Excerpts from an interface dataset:
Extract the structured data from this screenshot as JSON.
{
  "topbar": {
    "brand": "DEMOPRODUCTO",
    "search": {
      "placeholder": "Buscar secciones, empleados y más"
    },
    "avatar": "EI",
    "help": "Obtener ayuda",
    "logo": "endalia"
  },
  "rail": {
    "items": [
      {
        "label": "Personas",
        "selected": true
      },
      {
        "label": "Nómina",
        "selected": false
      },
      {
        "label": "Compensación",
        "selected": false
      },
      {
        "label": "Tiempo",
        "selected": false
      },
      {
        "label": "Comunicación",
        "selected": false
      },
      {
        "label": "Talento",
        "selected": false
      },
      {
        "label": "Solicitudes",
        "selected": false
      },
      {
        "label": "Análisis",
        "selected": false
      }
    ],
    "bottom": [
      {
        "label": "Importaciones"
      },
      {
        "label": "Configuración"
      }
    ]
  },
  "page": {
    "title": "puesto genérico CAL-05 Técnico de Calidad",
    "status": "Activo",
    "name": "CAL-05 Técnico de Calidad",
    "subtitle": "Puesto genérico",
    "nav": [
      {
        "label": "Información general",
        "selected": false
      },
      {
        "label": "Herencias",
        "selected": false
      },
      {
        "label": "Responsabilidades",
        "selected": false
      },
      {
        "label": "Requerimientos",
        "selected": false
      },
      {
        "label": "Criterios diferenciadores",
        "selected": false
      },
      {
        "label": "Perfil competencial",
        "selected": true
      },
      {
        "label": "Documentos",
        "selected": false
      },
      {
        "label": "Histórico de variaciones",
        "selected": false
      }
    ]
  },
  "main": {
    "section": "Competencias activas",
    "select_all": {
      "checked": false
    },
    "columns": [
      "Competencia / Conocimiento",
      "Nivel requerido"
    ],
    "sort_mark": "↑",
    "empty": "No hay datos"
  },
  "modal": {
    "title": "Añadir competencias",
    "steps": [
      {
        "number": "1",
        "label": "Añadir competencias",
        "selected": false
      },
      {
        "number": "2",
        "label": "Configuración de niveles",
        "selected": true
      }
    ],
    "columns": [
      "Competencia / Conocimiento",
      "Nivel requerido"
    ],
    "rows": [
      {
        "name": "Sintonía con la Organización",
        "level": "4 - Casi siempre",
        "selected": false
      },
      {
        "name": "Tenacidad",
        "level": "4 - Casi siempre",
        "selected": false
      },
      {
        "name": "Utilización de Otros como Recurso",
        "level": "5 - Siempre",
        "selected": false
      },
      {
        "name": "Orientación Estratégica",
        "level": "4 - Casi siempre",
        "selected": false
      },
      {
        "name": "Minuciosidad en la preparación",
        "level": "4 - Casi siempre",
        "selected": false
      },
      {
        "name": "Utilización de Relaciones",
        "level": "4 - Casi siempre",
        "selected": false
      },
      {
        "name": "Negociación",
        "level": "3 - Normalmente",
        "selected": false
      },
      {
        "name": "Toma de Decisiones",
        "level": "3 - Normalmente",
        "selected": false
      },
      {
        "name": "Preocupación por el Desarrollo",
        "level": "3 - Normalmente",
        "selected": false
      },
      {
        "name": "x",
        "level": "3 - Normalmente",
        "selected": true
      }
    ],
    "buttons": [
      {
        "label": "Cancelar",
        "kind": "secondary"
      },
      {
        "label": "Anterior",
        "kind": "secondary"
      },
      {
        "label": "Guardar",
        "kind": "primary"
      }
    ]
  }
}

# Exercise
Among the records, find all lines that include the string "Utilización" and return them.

# Response to this exercise
        "name": "Utilización de Otros como Recurso",
        "name": "Utilización de Relaciones",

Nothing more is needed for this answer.